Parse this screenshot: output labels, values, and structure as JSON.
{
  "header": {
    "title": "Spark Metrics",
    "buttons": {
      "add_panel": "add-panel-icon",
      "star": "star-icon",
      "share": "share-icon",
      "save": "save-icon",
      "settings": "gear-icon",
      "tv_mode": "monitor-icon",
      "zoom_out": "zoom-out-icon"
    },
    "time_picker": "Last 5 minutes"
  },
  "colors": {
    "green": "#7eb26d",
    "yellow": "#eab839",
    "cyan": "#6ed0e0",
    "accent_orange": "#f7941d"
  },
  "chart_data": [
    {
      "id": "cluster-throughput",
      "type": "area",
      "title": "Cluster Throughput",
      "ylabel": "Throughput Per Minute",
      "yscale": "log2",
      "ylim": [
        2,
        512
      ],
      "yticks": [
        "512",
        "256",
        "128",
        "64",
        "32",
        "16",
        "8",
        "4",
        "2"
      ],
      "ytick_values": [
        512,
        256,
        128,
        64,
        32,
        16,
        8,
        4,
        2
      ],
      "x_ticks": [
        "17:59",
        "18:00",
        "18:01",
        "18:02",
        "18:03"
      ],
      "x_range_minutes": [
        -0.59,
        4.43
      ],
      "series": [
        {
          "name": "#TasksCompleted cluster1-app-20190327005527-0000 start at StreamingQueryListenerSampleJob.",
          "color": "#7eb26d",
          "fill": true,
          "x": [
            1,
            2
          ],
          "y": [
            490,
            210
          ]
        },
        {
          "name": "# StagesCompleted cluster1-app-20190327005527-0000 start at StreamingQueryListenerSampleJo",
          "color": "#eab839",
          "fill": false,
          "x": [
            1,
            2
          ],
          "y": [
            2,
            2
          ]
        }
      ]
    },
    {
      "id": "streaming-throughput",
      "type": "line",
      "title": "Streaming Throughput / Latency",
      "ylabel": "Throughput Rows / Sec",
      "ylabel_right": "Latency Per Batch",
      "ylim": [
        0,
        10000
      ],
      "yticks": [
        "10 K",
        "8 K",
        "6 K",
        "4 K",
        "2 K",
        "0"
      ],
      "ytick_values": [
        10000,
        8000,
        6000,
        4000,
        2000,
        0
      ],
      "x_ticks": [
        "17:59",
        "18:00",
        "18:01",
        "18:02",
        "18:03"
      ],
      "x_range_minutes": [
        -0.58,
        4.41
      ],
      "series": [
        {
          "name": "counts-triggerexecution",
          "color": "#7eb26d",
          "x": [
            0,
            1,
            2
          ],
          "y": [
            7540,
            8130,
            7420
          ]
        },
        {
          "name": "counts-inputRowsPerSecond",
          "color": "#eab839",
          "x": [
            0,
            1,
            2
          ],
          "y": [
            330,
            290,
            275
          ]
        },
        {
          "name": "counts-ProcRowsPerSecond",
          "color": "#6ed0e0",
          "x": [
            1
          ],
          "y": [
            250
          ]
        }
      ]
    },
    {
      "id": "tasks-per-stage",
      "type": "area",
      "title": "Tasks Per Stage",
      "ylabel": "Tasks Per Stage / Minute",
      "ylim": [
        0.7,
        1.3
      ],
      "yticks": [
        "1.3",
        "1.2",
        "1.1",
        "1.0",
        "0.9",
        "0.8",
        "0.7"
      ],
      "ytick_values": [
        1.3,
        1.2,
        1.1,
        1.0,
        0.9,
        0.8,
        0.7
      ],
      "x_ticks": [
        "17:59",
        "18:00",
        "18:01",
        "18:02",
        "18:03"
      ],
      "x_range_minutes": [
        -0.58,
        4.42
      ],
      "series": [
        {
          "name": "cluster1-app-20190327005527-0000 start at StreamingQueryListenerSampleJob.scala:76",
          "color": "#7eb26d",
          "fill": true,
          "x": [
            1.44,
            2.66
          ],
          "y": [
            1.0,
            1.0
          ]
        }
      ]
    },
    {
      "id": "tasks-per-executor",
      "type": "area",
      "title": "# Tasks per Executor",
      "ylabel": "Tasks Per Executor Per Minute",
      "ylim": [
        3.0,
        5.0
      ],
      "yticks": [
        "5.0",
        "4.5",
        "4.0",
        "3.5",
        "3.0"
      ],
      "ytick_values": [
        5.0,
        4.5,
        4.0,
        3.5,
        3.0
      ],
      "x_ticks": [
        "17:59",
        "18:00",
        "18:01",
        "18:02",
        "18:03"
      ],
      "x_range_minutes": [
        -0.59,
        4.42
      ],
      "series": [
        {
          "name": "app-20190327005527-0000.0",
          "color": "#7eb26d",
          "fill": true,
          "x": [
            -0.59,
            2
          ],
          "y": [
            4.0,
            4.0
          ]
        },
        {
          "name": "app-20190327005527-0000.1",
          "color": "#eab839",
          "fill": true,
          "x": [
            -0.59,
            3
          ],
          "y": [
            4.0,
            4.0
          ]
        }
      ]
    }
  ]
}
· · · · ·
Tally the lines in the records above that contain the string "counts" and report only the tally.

→ **Answer for this exercise**
3